Irish butter is an old tradition, stretching back at least 3,000 years. It differs from typical American butter in that it 1) has a higher butterfat content, 2) has less water content, and 3) is crafted from the milk of grass-fed cows in Ireland. The end product is a butter that has not only a rich, unique flavor but is easier to spread than a typical American butter stick.
Irish butter has something of a cult-like following, thanks in large part to Kerrygold, an Irish butter brand created by Irish agricultural food cooperative Ornua in the 1960s. Kerrygold is sold in many parts of the world, including Europe, and it was first introduced into the United States in 1991. Today, Kerrygold is the second-best-selling branded butter in the U.S. behind Land O’Lakes.
Countryside Creamery Pure Irish Butter is a Regular Buy, meaning you can find it in stores all the time. It comes in an 8-ounce wrapper, which makes it about the same size as two American sticks of butter. The wrapper declares that the butter is a product of Ireland, although it does not specify who manufactures the butter beyond that. Also of note: there are no markings for measurements like you often see on American butter, so you’ll have to figure that out yourself. (I found that pulling out a stick of American butter and placing it next to the Irish butter was an easy way to help me cut proper amounts.)
At the time of this post, Aldi’s Irish butter costs $2.49 for an 8-ounce package, or about 31 cents an ounce. Aldi previously sold the same-sized Kerrygold for $2.85 (36 cents an ounce) — roughly the same price Walmart currently sells it for — so the Aldi Irish butter is a bit cheaper than Kerrygold. Keep in mind, though, that Irish butter in general is more expensive than American butter: Countryside Creamery Sweet Cream Butter, for example, is less than 20 cents an ounce.
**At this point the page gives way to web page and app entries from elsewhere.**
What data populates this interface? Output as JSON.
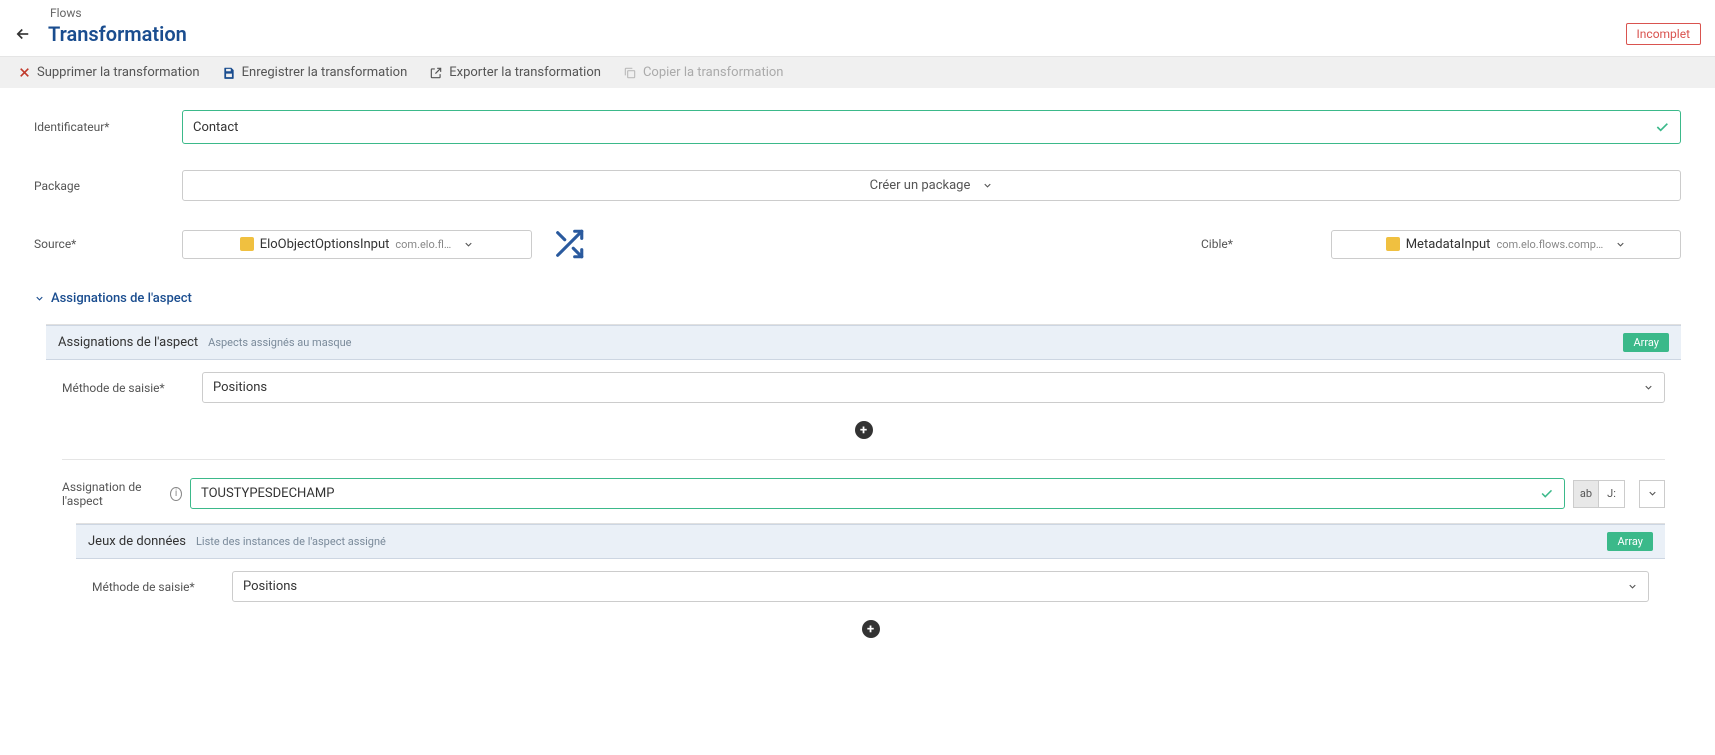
{
  "breadcrumb": "Flows",
  "page_title": "Transformation",
  "status_badge": "Incomplet",
  "toolbar": {
    "delete": "Supprimer la transformation",
    "save": "Enregistrer la transformation",
    "export": "Exporter la transformation",
    "copy": "Copier la transformation"
  },
  "fields": {
    "identifier_label": "Identificateur*",
    "identifier_value": "Contact",
    "package_label": "Package",
    "package_button": "Créer un package",
    "source_label": "Source*",
    "source_name": "EloObjectOptionsInput",
    "source_path": "com.elo.fl…",
    "target_label": "Cible*",
    "target_name": "MetadataInput",
    "target_path": "com.elo.flows.comp…"
  },
  "section": {
    "title": "Assignations de l'aspect",
    "panel1_title": "Assignations de l'aspect",
    "panel1_sub": "Aspects assignés au masque",
    "array_badge": "Array",
    "input_method_label": "Méthode de saisie*",
    "input_method_value": "Positions",
    "aspect_assign_label": "Assignation de l'aspect",
    "aspect_assign_value": "TOUSTYPESDECHAMP",
    "mode_ab": "ab",
    "mode_js": "J:",
    "panel2_title": "Jeux de données",
    "panel2_sub": "Liste des instances de l'aspect assigné",
    "input_method2_value": "Positions"
  }
}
Irish butter is advertised as softer than American butter, and on that front the Countryside Creamery Irish butter doesn’t disappoint. It’s pretty easy to cut and use, and it spreads easier than stick butter, too, especially if you give it a couple of minutes to sit out of the refrigerator.
Aldi’s take on Irish butter tastes pretty good. It’s got a rich flavor that reminds us a lot of Kerrygold, and we’ve found it to be excellent for just about every use you’d use butter for, from cooking to toast. (I like adding it to macaroni and cheese.)
In terms of nutrition information, Aldi Irish butter is very similar to Kerrygold. Both have 100 calories per serving, 11 grams of fat, and 30 mg of cholesterol. Aldi Irish butter has 85 mg of sodium, which is actually less than the 100 mg in Kerrygold, although we didn’t personally detect much of a taste difference in terms of saltiness.
Countryside Creamery Pure Irish Butter appears to be a solid option for people who want Irish butter but are looking to get it for a little less than Kerrygold prices. Aldi Irish butter spreads and tastes a lot like Kerrygold, and it even has a slightly lower sodium content. That said, Irish butter is more expensive than American butter — even Irish butter sold by Aldi — so whether you want to spend the extra money is a matter of preference. If Irish butter is your thing, Countryside Creamery’s version is worth a look.